### What is expected
Every entry must appear in the answer exactly as written.

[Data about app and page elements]
========================================
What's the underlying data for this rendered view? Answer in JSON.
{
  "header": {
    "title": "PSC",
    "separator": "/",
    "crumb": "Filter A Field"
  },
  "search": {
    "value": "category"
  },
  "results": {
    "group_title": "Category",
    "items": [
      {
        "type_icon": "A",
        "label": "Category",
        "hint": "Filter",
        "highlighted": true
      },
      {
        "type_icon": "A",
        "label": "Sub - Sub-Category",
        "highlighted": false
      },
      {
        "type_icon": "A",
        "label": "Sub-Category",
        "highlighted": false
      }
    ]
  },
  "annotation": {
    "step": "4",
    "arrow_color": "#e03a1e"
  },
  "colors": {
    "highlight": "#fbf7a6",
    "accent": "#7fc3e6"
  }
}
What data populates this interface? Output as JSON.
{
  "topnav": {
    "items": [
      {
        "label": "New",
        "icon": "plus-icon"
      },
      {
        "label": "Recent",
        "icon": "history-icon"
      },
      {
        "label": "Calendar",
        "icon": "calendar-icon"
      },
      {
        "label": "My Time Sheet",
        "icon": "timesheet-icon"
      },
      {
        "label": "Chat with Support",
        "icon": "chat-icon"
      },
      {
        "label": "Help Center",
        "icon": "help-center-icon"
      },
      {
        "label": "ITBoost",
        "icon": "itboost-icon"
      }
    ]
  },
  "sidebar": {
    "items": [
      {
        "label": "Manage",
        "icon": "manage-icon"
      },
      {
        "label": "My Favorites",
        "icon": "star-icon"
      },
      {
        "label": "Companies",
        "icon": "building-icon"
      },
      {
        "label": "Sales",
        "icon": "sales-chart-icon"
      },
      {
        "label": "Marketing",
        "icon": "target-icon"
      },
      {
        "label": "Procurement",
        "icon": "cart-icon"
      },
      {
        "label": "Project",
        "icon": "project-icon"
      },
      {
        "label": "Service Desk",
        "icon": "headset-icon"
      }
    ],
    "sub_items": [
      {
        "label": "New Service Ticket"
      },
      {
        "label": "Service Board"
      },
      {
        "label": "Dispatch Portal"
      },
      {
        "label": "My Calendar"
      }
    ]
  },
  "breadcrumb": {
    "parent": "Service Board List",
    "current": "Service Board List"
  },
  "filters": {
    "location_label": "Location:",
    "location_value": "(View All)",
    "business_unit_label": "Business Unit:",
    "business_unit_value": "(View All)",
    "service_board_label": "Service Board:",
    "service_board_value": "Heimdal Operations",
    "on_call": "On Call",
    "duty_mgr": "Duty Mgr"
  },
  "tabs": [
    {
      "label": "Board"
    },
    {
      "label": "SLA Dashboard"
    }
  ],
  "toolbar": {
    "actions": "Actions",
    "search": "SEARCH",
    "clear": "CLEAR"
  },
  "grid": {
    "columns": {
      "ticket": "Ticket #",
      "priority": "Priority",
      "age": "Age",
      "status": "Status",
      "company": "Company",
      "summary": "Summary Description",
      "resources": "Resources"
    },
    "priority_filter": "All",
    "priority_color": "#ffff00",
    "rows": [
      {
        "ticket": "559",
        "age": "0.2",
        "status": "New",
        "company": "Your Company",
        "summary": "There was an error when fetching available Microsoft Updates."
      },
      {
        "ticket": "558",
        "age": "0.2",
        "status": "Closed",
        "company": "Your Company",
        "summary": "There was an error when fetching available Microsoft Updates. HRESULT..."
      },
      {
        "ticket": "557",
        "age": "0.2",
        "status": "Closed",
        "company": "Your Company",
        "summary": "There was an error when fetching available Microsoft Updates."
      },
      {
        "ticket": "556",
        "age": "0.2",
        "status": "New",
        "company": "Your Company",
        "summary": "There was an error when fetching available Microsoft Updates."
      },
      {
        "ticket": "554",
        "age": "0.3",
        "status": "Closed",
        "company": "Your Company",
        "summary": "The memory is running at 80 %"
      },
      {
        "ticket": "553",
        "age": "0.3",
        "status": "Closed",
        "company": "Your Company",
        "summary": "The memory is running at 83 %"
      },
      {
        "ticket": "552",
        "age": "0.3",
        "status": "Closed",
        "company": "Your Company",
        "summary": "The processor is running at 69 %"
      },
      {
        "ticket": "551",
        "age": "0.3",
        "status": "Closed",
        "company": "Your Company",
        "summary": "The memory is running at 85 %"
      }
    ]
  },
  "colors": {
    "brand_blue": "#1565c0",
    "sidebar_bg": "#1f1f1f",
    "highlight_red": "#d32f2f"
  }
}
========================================
### Exercise solution
What's the underlying data for this rendered view? Answer in JSON.
{
  "header": {
    "title": "PSC",
    "separator": "/",
    "crumb": "Filter A Field"
  },
  "search": {
    "value": "category"
  },
  "results": {
    "group_title": "Category",
    "items": [
      {
        "type_icon": "A",
        "label": "Category",
        "hint": "Filter",
        "highlighted": true
      },
      {
        "type_icon": "A",
        "label": "Sub - Sub-Category",
        "highlighted": false
      },
      {
        "type_icon": "A",
        "label": "Sub-Category",
        "highlighted": false
      }
    ]
  },
  "annotation": {
    "step": "4",
    "arrow_color": "#e03a1e"
  },
  "colors": {
    "highlight": "#fbf7a6",
    "accent": "#7fc3e6"
  }
}
What data populates this interface? Output as JSON.
{
  "topnav": {
    "items": [
      {
        "label": "New",
        "icon": "plus-icon"
      },
      {
        "label": "Recent",
        "icon": "history-icon"
      },
      {
        "label": "Calendar",
        "icon": "calendar-icon"
      },
      {
        "label": "My Time Sheet",
        "icon": "timesheet-icon"
      },
      {
        "label": "Chat with Support",
        "icon": "chat-icon"
      },
      {
        "label": "Help Center",
        "icon": "help-center-icon"
      },
      {
        "label": "ITBoost",
        "icon": "itboost-icon"
      }
    ]
  },
  "sidebar": {
    "items": [
      {
        "label": "Manage",
        "icon": "manage-icon"
      },
      {
        "label": "My Favorites",
        "icon": "star-icon"
      },
      {
        "label": "Companies",
        "icon": "building-icon"
      },
      {
        "label": "Sales",
        "icon": "sales-chart-icon"
      },
      {
        "label": "Marketing",
        "icon": "target-icon"
      },
      {
        "label": "Procurement",
        "icon": "cart-icon"
      },
      {
        "label": "Project",
        "icon": "project-icon"
      },
      {
        "label": "Service Desk",
        "icon": "headset-icon"
      }
    ],
    "sub_items": [
      {
        "label": "New Service Ticket"
      },
      {
        "label": "Service Board"
      },
      {
        "label": "Dispatch Portal"
      },
      {
        "label": "My Calendar"
      }
    ]
  },
  "breadcrumb": {
    "parent": "Service Board List",
    "current": "Service Board List"
  },
  "filters": {
    "location_label": "Location:",
    "location_value": "(View All)",
    "business_unit_label": "Business Unit:",
    "business_unit_value": "(View All)",
    "service_board_label": "Service Board:",
    "service_board_value": "Heimdal Operations",
    "on_call": "On Call",
    "duty_mgr": "Duty Mgr"
  },
  "tabs": [
    {
      "label": "Board"
    },
    {
      "label": "SLA Dashboard"
    }
  ],
  "toolbar": {
    "actions": "Actions",
    "search": "SEARCH",
    "clear": "CLEAR"
  },
  "grid": {
    "columns": {
      "ticket": "Ticket #",
      "priority": "Priority",
      "age": "Age",
      "status": "Status",
      "company": "Company",
      "summary": "Summary Description",
      "resources": "Resources"
    },
    "priority_filter": "All",
    "priority_color": "#ffff00",
    "rows": [
      {
        "ticket": "559",
        "age": "0.2",
        "status": "New",
        "company": "Your Company",
        "summary": "There was an error when fetching available Microsoft Updates."
      },
      {
        "ticket": "558",
        "age": "0.2",
        "status": "Closed",
        "company": "Your Company",
        "summary": "There was an error when fetching available Microsoft Updates. HRESULT..."
      },
      {
        "ticket": "557",
        "age": "0.2",
        "status": "Closed",
        "company": "Your Company",
        "summary": "There was an error when fetching available Microsoft Updates."
      },
      {
        "ticket": "556",
        "age": "0.2",
        "status": "New",
        "company": "Your Company",
        "summary": "There was an error when fetching available Microsoft Updates."
      },
      {
        "ticket": "554",
        "age": "0.3",
        "status": "Closed",
        "company": "Your Company",
        "summary": "The memory is running at 80 %"
      },
      {
        "ticket": "553",
        "age": "0.3",
        "status": "Closed",
        "company": "Your Company",
        "summary": "The memory is running at 83 %"
      },
      {
        "ticket": "552",
        "age": "0.3",
        "status": "Closed",
        "company": "Your Company",
        "summary": "The processor is running at 69 %"
      },
      {
        "ticket": "551",
        "age": "0.3",
        "status": "Closed",
        "company": "Your Company",
        "summary": "The memory is running at 85 %"
      }
    ]
  },
  "colors": {
    "brand_blue": "#1565c0",
    "sidebar_bg": "#1f1f1f",
    "highlight_red": "#d32f2f"
  }
}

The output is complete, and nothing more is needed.